Nairobi National Park
Nairobi National Park is a unique ecosystem by being the only protected area in the world close to a capital city. The park is located only 7 km South of Nairobi city. It has braved horizontal expansion pressure by Nairobi’s ever unending construction activities since 1946.
As you enjoy the ambience of the park and breathing taking sceneries, the Nairobi’s skyscrapers spicy-up the view. The proximity of urban and natural environments has caused conflicts between the animals and local people and threatens animals’ migration routes. Currently there is a major stand down on construction of Southern bypass for Nairobi city.
The city planners should borrow from Netherlands’ highways ecoducts. These wildlife crossings in Netherlands are an impressive display of over 600 of underpasses and ecoducts that have been used to protect the endangered European badger as well as populations of wild boar, red deer, and roe deer.
Still, despite its proximity to civilisation and relative small size for an African national park, Nairobi National Park boasts a large and varied wildlife population. Migrating herbivores gather in the park during the dry season, and it is one of Kenya’s most successful rhinoceros sanctuaries.
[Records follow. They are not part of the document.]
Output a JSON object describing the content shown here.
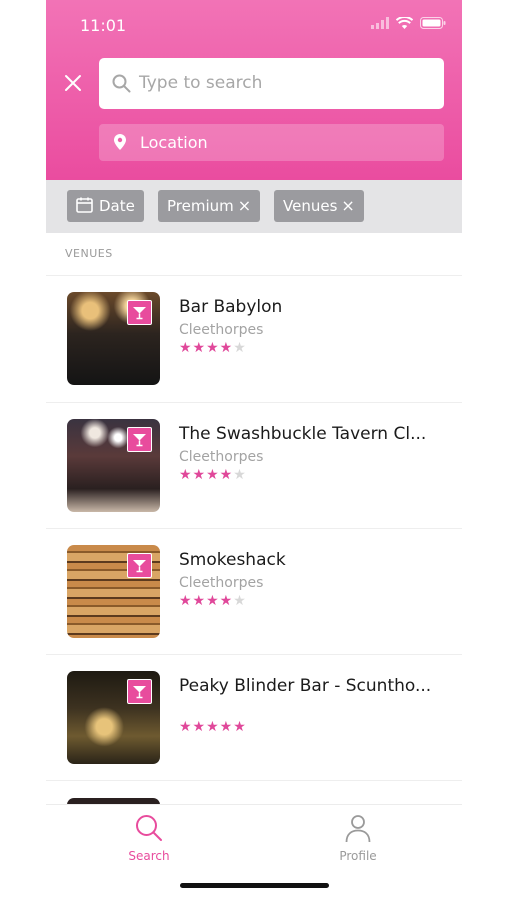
{
  "status_bar": {
    "time": "11:01"
  },
  "search": {
    "placeholder": "Type to search"
  },
  "location": {
    "label": "Location"
  },
  "filters": [
    {
      "label": "Date",
      "icon": "calendar-icon",
      "removable": false
    },
    {
      "label": "Premium",
      "removable": true
    },
    {
      "label": "Venues",
      "removable": true
    }
  ],
  "section_title": "VENUES",
  "venues": [
    {
      "name": "Bar Babylon",
      "city": "Cleethorpes",
      "rating": 4
    },
    {
      "name": "The Swashbuckle Tavern Cl...",
      "city": "Cleethorpes",
      "rating": 4
    },
    {
      "name": "Smokeshack",
      "city": "Cleethorpes",
      "rating": 4
    },
    {
      "name": "Peaky Blinder Bar - Scuntho...",
      "city": "",
      "rating": 5
    }
  ],
  "tabs": [
    {
      "label": "Search",
      "icon": "search-icon",
      "active": true
    },
    {
      "label": "Profile",
      "icon": "person-icon",
      "active": false
    }
  ],
  "colors": {
    "accent": "#e84c9d",
    "header_top": "#f273b6",
    "chip": "#9b9b9f"
  }
}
The savannah ecosystem comprise of different vegetation types. Open grass plains with scattered acacia bush are predominant. The western side has a highland dry forest and a permanent river with a riverine forest. To the south are the Athi-Kapiti Plains and Kitengela migration corridor which are important wildlife dispersal areas during the rain season. Man-made dams within the park have added a further habitat, favourable to certain species of birds and other aquatic biome.
Major wildlife attractions are the Black rhino, lion, leopard, cheetah, hyena, buffaloes, Giraffe, zebra, wildebeest, elands and diverse birdlife with over 400 species recorded. Other attractions include the Ivory burning site Monument, Nairobi Safari Walk, the Orphanage and the walking trails at hippo pools.